Part of the school’s argument was that former directors of the school had breached their fiduciary duties “on a comprehensive and spectacular scale’’.
Ian Coleman SC, counsel for the school in yesterday’s proceedings, said there had been “a toxic combination of directors common to the board of AFIC and the school’’.
For some time before 2015, community leader Hafez Kassem was chairman of the school board and president of AFIC. He was sacked as AFIC president in March last year and six Islamic schools agreed to remove AFIC’s power over their finances.
The school, which now has a new board, launched an appeal in the Federal Court after the federal government cut almost $20 million in annual funding following revelations of its financial relationship with AFIC.
The school has three campuses, the first in Greenacre in Sydney’s southwest, which was leased from AFIC and allegedly used to fund the organisation.
“The Greenacre lease was treated by AFIC as a milking cow that never runs dry,” Mr Coleman said yesterday. “There was a series of spectacular rental increases — tenfold in one instance — that were made retrospective and prospective.”
The appeal followed a ruling by the Administrative Appeals Tribunal late last year backing the federal government’s decision to cut funding. The government has continued funding pending the outcome of the court actions but it would cease if the school’s appeal is unsuccessful. The school argues that since March last year no money has been paid to AFIC.
Mr Coleman told three judges in the appeal that the school faced closure if federal funding was not continued. “If the school fails in this litigation, in the financial situation it is in, the directors would have no practical alternative other than to put the school into liquidation,” he said.
While the school has ceased all payments to AFIC, the court heard it had continued to keep track of its lease payments in its accounts, a figure that has soared into the millions.
Richard Lancaster SC, acting for federal Education Minister Simon Birmingham, argued the school was still bound by its contracts to AFIC, and if funding were continued, the school would be obliged to pay its debts. “The rental obligation was discharged and replaced by a loan from AFIC to the school,” Mr Lancaster said. “It seems on the facts there was a notional payment of rent and then its replacement with debt.”
Since it was established in 1990, Malek Fahd’s former board lent more than $5m to AFIC, without interest, and at one stage paid its rent five years in advance.

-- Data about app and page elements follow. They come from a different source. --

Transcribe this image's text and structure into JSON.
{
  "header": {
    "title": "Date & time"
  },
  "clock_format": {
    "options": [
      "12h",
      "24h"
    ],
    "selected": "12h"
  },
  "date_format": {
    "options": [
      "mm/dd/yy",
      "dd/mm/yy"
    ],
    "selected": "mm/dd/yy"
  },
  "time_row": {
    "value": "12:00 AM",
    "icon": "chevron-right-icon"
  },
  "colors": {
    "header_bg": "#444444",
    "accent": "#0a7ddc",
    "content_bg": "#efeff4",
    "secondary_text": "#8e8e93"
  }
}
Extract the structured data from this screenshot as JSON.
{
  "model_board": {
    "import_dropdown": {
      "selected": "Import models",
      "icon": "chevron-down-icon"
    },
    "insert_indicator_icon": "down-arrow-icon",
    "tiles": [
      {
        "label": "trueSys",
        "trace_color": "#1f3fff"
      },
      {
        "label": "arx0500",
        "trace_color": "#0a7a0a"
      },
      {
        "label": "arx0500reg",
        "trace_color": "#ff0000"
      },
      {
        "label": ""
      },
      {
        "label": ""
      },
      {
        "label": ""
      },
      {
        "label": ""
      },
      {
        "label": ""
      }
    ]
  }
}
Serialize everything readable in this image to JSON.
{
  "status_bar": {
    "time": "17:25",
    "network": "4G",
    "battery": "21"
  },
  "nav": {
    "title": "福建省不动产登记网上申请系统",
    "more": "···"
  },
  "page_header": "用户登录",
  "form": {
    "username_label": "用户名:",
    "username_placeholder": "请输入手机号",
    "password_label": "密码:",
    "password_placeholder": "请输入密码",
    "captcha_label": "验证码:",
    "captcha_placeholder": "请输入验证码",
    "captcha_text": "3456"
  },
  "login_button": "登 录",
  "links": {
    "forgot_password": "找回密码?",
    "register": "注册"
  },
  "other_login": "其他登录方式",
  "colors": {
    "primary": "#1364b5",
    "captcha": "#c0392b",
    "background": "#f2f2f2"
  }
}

When AFIC acquired its campus in Hoxton Park, in Sydney’s west, it asked Malek Fahd to pay the second property’s rent as well.
AFIC later sought a valuation for the Greenacre property that found the rent should have been vastly more, and demanded the school pay an additional sum of almost $3m. Between 2012 and 2015, Malek Fahd received more than $76m in commonwealth funding and stands to gain $19m should it be successful in its appeal.
The Federal Court bid is made more complicated by the other legal battles embroiling the school, AFIC, and AFIC’s current and former directors. A group of former executive members of the body, who were either banned or stepped down last year, allegedly changed the locks of its Sydney headquarters, declaring they had only been removed temporarily.
Keysar Trad, who was elected AFIC president last August but defeated at elections this month, has launched legal action in the NSW Supreme Court against Mr Kassem and several others.
Malek Fahd is also taking AFIC to the NSW Supreme Court seeking a repayment of funds, damages and the release from other obligations it holds. Both matters remain before the courts.
The financial affairs of six Islamic schools operated by AFIC, were investigated by the federal Education Department in 2015 after a string of senior staff members and principals were sacked, allegations of financial mismanagement and concerns over the delivery of the curriculum. As well as Malek Fahd, Islamic colleges in South Australia and the ACT had funding withdrawn.